* Work required
Below are the records; reproduce all of them exactly but without any images.
::: Materials provided :::
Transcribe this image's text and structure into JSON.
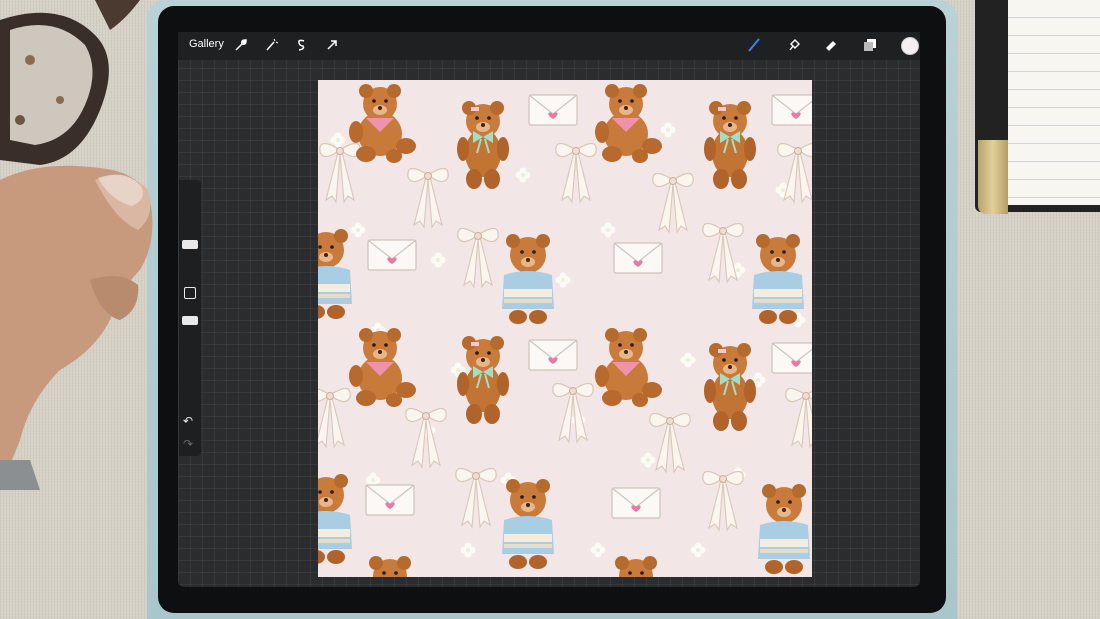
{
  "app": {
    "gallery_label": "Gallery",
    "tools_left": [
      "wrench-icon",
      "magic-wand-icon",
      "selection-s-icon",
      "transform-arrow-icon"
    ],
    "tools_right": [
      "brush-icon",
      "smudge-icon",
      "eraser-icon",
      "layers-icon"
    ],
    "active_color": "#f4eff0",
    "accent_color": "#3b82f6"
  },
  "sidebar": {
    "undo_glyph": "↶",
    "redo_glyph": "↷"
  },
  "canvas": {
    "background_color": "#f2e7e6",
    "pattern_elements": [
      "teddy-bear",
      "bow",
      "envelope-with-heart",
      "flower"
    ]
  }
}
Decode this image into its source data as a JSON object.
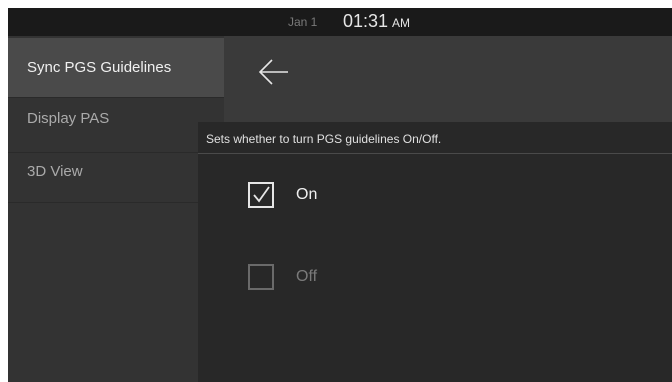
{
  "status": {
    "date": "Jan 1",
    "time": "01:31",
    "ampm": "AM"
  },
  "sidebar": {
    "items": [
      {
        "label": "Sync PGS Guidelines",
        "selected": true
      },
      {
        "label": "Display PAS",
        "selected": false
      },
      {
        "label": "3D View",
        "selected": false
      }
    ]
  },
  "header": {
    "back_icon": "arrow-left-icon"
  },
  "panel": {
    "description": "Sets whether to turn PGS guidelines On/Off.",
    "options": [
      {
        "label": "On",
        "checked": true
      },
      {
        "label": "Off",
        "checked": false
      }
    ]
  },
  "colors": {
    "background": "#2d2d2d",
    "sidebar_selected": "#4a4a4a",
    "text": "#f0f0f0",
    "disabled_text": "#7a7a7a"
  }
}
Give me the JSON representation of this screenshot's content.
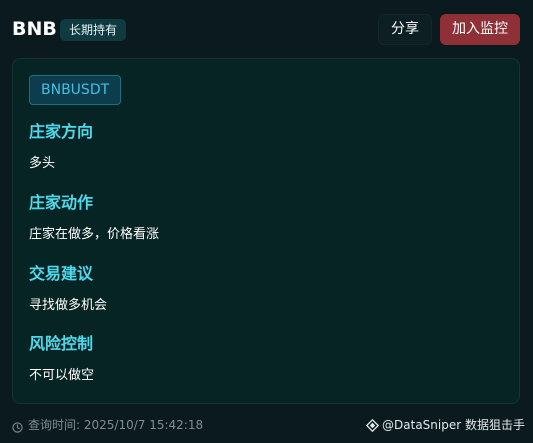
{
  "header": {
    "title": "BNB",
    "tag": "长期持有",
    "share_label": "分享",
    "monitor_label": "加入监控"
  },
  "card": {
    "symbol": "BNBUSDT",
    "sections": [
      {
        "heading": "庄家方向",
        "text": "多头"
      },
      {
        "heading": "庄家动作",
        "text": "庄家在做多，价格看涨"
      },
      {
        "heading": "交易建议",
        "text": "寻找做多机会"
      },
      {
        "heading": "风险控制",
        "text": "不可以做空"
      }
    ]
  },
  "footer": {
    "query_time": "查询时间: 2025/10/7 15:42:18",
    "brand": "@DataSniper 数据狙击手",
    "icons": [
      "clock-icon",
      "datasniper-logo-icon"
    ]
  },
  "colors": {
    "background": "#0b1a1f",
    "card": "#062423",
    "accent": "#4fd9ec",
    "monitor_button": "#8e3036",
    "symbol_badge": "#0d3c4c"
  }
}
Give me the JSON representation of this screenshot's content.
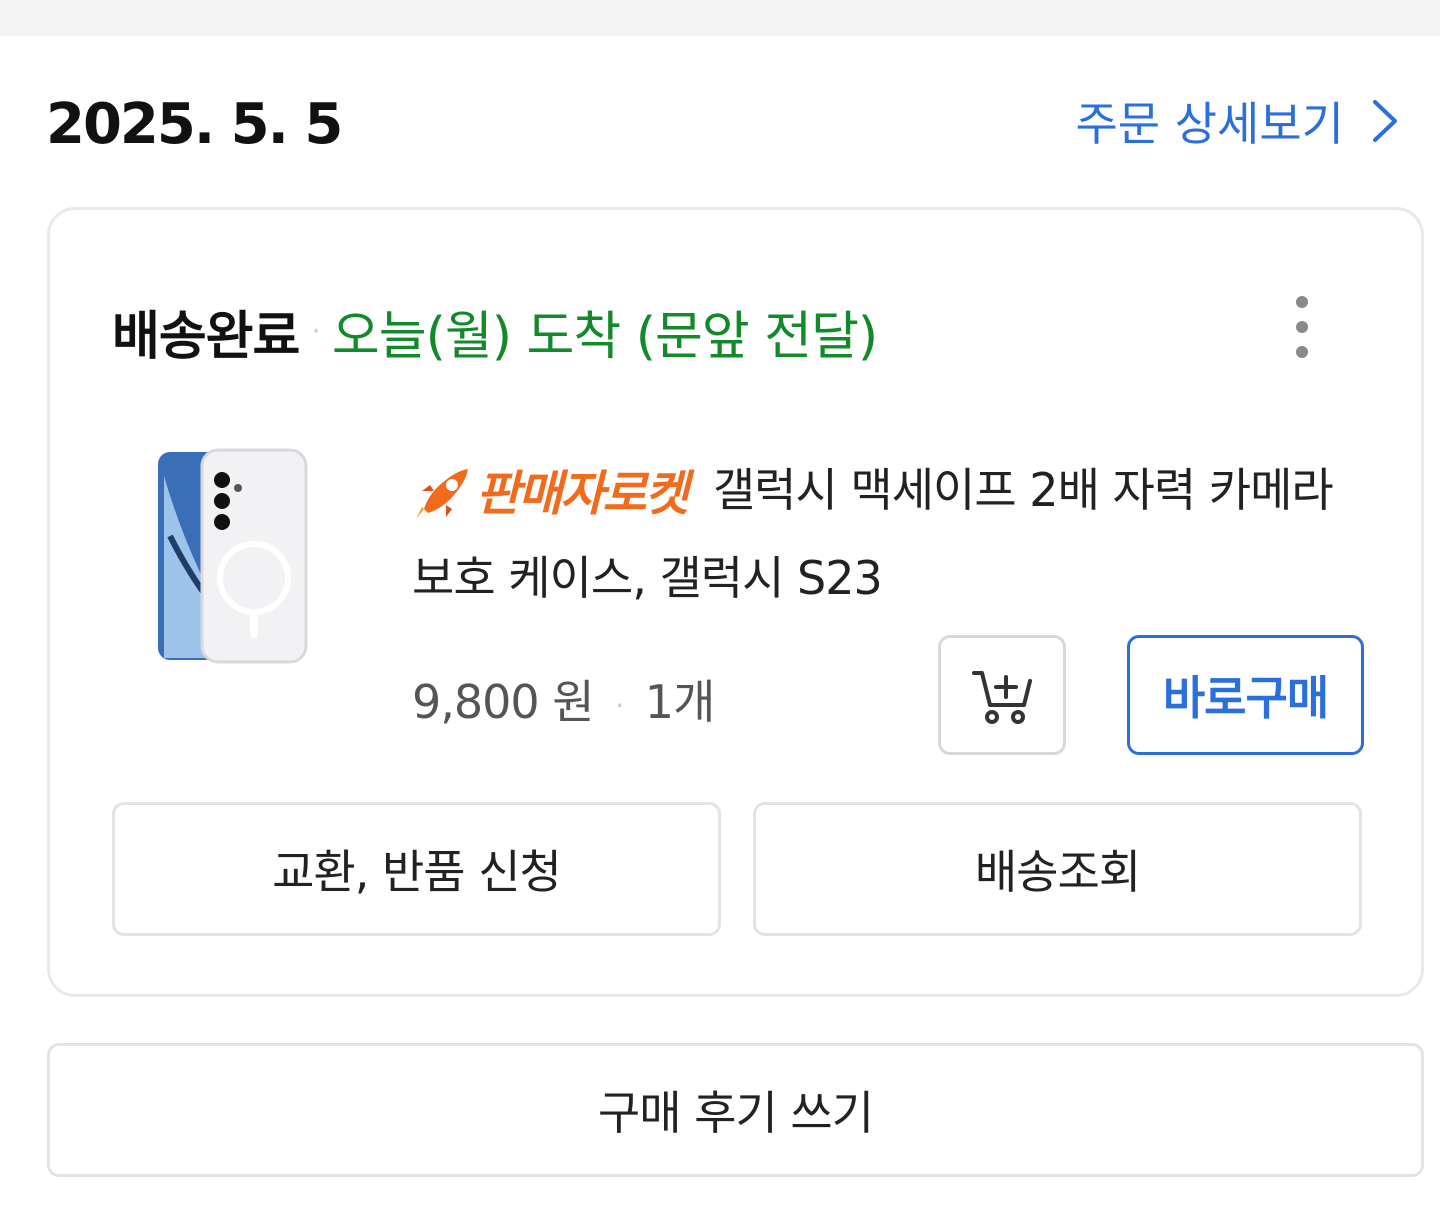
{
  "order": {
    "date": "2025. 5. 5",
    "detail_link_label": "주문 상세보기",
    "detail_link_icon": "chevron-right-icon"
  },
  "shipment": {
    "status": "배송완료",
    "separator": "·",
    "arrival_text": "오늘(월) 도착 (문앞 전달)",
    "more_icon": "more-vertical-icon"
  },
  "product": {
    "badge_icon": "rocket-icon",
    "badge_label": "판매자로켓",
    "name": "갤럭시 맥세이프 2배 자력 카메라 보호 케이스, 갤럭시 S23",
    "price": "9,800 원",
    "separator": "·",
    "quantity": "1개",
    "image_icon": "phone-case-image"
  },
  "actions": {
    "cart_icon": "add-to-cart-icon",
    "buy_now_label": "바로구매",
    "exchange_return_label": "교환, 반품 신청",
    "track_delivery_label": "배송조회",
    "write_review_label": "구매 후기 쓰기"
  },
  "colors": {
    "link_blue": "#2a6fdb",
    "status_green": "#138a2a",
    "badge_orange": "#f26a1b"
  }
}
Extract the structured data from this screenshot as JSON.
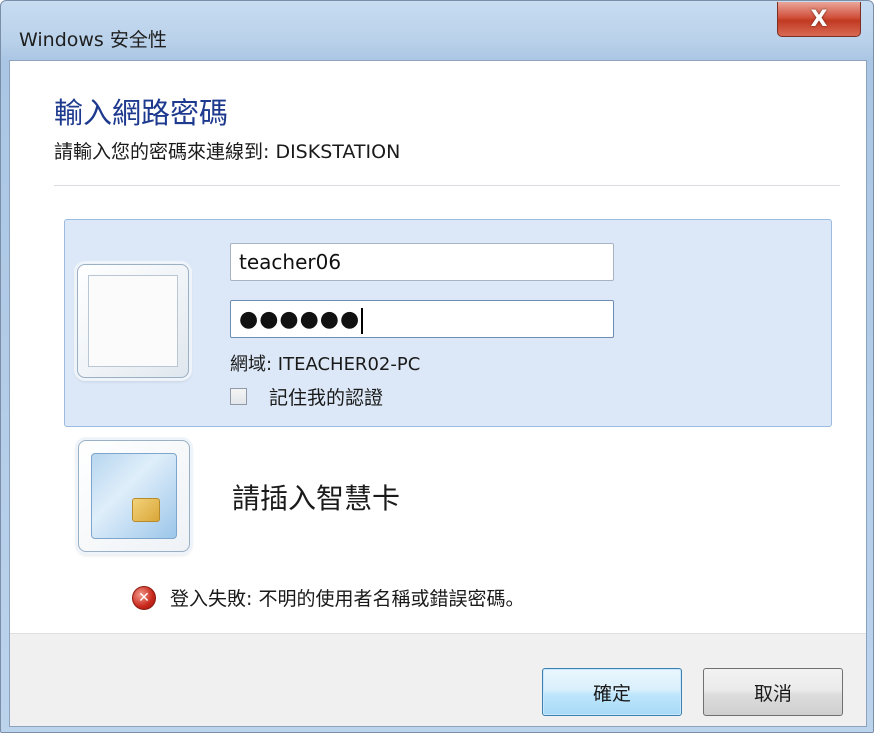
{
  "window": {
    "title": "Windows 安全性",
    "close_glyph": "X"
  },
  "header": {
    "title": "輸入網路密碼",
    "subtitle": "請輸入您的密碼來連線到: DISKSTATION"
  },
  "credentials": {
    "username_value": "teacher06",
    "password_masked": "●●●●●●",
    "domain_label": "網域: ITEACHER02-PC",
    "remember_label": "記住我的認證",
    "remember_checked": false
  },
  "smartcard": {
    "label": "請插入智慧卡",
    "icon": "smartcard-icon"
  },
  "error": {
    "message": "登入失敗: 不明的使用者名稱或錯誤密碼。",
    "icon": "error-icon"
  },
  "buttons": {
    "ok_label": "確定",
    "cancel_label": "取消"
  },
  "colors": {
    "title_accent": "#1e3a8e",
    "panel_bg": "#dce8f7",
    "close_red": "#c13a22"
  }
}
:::
* Answer to the exercise
Transcribe this image's text and structure into JSON.
{
  "app": {
    "gallery_label": "Gallery",
    "tools_left": [
      "wrench-icon",
      "magic-wand-icon",
      "selection-s-icon",
      "transform-arrow-icon"
    ],
    "tools_right": [
      "brush-icon",
      "smudge-icon",
      "eraser-icon",
      "layers-icon"
    ],
    "active_color": "#f4eff0",
    "accent_color": "#3b82f6"
  },
  "sidebar": {
    "undo_glyph": "↶",
    "redo_glyph": "↷"
  },
  "canvas": {
    "background_color": "#f2e7e6",
    "pattern_elements": [
      "teddy-bear",
      "bow",
      "envelope-with-heart",
      "flower"
    ]
  }
}
Decode this image into its source data as a JSON object.
{
  "status": {
    "date": "Jan 1",
    "time": "01:31",
    "ampm": "AM"
  },
  "sidebar": {
    "items": [
      {
        "label": "Sync PGS Guidelines",
        "selected": true
      },
      {
        "label": "Display PAS",
        "selected": false
      },
      {
        "label": "3D View",
        "selected": false
      }
    ]
  },
  "header": {
    "back_icon": "arrow-left-icon"
  },
  "panel": {
    "description": "Sets whether to turn PGS guidelines On/Off.",
    "options": [
      {
        "label": "On",
        "checked": true
      },
      {
        "label": "Off",
        "checked": false
      }
    ]
  },
  "colors": {
    "background": "#2d2d2d",
    "sidebar_selected": "#4a4a4a",
    "text": "#f0f0f0",
    "disabled_text": "#7a7a7a"
  }
}
Give me the JSON representation of this screenshot's content.
{
  "header": {
    "title": "BNB",
    "tag": "长期持有",
    "share_label": "分享",
    "monitor_label": "加入监控"
  },
  "card": {
    "symbol": "BNBUSDT",
    "sections": [
      {
        "heading": "庄家方向",
        "text": "多头"
      },
      {
        "heading": "庄家动作",
        "text": "庄家在做多，价格看涨"
      },
      {
        "heading": "交易建议",
        "text": "寻找做多机会"
      },
      {
        "heading": "风险控制",
        "text": "不可以做空"
      }
    ]
  },
  "footer": {
    "query_time": "查询时间: 2025/10/7 15:42:18",
    "brand": "@DataSniper 数据狙击手",
    "icons": [
      "clock-icon",
      "datasniper-logo-icon"
    ]
  },
  "colors": {
    "background": "#0b1a1f",
    "card": "#062423",
    "accent": "#4fd9ec",
    "monitor_button": "#8e3036",
    "symbol_badge": "#0d3c4c"
  }
}
Give me the JSON representation of this screenshot's content.
{
  "order": {
    "date": "2025. 5. 5",
    "detail_link_label": "주문 상세보기",
    "detail_link_icon": "chevron-right-icon"
  },
  "shipment": {
    "status": "배송완료",
    "separator": "·",
    "arrival_text": "오늘(월) 도착 (문앞 전달)",
    "more_icon": "more-vertical-icon"
  },
  "product": {
    "badge_icon": "rocket-icon",
    "badge_label": "판매자로켓",
    "name": "갤럭시 맥세이프 2배 자력 카메라 보호 케이스, 갤럭시 S23",
    "price": "9,800 원",
    "separator": "·",
    "quantity": "1개",
    "image_icon": "phone-case-image"
  },
  "actions": {
    "cart_icon": "add-to-cart-icon",
    "buy_now_label": "바로구매",
    "exchange_return_label": "교환, 반품 신청",
    "track_delivery_label": "배송조회",
    "write_review_label": "구매 후기 쓰기"
  },
  "colors": {
    "link_blue": "#2a6fdb",
    "status_green": "#138a2a",
    "badge_orange": "#f26a1b"
  }
}
Extract the structured data from this screenshot as JSON.
{
  "window": {
    "title": "Windows 安全性",
    "close_glyph": "X"
  },
  "header": {
    "title": "輸入網路密碼",
    "subtitle": "請輸入您的密碼來連線到: DISKSTATION"
  },
  "credentials": {
    "username_value": "teacher06",
    "password_masked": "●●●●●●",
    "domain_label": "網域: ITEACHER02-PC",
    "remember_label": "記住我的認證",
    "remember_checked": false
  },
  "smartcard": {
    "label": "請插入智慧卡",
    "icon": "smartcard-icon"
  },
  "error": {
    "message": "登入失敗: 不明的使用者名稱或錯誤密碼。",
    "icon": "error-icon"
  },
  "buttons": {
    "ok_label": "確定",
    "cancel_label": "取消"
  },
  "colors": {
    "title_accent": "#1e3a8e",
    "panel_bg": "#dce8f7",
    "close_red": "#c13a22"
  }
}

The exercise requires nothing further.